Think About Why You Want to Share Your Trauma History

If you’re considering sharing your trauma history with someone, one essential thing to do is consider why you want to do so.

What is your motive for wanting to open up about it? Believe it or not, that can make a big difference in recognizing whether it’s the right time or not.

If you want to tell someone only to determine if they still want to be in your life, even though you have “baggage,” it isn’t the right time. Unfortunately, that can open up old memories and wounds about your trauma that you may not be ready for.

However, a potential good reason to share is if someone has earned your trust and you are ready to tell them as part of moving forward in your healing process. If you feel that opening up about what you went through will help you to move forward, that’s a great sign that you’re ready to retake control of your life.

Additionally, you may want to share your trauma history with a significant other if you want him or her to understand why you respond the way you do in triggering situations. Letting them in on more information about your history can help them understand you better, and comprehend why you behave the way you do.

Do You Know How to Manage Your Trauma Responses?

When individuals share their trauma history with others, it is possible that they will not have an ideal response. They may not be entirely sure how to respond. But, if they care about you, they will want to be sensitive to the subject and your needs.

Are you prepared for whatever response they might give you? Are you willing to answer questions, even if it might trigger some of your trauma responses? If so, consider whether you know how to manage those responses.

Your trauma responses can be either physical or emotional. Some trauma survivors find themselves shaking, or their heart begins to race. Others feel immeasurable amounts of sadness or guilt.

If you don’t yet have a handle on your responses, it might not be the best time to talk to share your trauma history. If you are struggling to figure out how to cope when you are triggered, trauma therapy can be a great resource for developing these skills.

Who Are You Sharing Your Trauma History For?

Trauma is an incredibly personal thing. Therefore, talking to someone about it needs to be just as unique. Please don’t open up about your trauma history because you think it will benefit someone else or because you feel that you owe it to someone.

Instead, deciding to share your experience with someone needs to be all about you. No one else will ever fully know what you went through. So, if you’re opening up because you feel you owe it to someone, you don’t. You owe it to yourself to take your time and talk about your history when you are ready.

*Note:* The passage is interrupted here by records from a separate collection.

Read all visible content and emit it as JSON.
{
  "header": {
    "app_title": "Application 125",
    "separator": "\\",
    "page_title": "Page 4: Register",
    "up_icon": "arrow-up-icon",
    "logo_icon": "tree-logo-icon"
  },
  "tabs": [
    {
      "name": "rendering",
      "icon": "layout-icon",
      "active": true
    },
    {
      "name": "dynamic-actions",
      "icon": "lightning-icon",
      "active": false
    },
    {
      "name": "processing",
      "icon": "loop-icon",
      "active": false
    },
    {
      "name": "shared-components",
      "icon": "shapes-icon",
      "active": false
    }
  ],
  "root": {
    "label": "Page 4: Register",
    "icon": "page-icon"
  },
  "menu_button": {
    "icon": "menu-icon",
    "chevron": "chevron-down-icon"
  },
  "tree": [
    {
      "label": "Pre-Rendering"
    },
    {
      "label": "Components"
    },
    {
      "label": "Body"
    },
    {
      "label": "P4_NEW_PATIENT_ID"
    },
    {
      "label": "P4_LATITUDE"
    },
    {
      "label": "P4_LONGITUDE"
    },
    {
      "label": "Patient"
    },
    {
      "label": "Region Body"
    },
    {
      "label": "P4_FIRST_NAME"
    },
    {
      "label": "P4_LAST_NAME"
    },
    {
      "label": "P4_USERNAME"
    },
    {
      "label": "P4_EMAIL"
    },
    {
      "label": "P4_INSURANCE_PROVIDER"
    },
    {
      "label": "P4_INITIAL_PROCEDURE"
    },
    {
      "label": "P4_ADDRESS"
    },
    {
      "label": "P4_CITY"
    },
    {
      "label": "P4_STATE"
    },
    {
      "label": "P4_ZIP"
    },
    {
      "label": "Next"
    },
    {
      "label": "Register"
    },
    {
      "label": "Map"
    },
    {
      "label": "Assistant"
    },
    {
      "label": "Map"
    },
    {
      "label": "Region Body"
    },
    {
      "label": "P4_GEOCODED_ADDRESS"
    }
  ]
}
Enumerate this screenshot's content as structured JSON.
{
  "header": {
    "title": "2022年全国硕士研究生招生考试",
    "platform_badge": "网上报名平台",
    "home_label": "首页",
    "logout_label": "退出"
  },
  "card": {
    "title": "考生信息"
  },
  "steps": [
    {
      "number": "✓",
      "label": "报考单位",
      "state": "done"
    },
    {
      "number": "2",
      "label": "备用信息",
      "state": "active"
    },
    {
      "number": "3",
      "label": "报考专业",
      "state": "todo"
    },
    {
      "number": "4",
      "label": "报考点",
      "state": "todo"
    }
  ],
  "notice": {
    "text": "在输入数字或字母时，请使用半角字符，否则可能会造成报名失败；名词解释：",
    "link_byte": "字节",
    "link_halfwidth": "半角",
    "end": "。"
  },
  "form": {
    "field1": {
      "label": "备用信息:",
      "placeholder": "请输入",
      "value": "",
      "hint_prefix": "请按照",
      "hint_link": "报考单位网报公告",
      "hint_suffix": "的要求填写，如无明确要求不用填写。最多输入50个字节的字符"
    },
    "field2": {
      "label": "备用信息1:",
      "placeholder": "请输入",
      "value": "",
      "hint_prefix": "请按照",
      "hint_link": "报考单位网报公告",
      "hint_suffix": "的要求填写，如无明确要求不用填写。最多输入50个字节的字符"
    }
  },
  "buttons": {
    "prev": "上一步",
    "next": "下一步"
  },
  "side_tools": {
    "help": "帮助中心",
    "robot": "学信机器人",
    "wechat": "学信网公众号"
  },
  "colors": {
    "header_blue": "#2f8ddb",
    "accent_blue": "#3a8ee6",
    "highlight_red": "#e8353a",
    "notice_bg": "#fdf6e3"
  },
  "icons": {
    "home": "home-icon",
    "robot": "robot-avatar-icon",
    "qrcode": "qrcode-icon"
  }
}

Maybe you’re ready to open up about that history, but you’re not quite ready to talk about it with family members, a partner, or friends just yet. If that sounds like you, feel free to contact me to sort through your feelings. Together, we can talk about as much or as little of your history as you’re comfortable with. It can be your first step forward in the next chapter of your life.

You don’t have to let your trauma define you. Telling someone about it, for the right reasons, can give you control again. I’m open to talking; please reach out to me today.

678-203-4499

2805 Peachtree Industrial Blvd.
Suite 115
Duluth, GA 30097

Appointments available to serve clients in Gwinnett county and in the areas of:

  Alpharetta,   Roswell,
  Johns Creek,   Norcross,
  Duluth,   Lilburn,
  Lawrenceville,   Suwanee,
  and Doraville.

Online therapy appointments available in the following states:

  Arizona,   Colorado,
  Delaware, Washington DC,
  Georgia,   Illinois,
  Missouri,   Nebraska,
  Nevada,   New Hampshire,
  North Carolina,   Oklahoma,
  Pennsylvania,   Texas,
  Utah,   and Virginia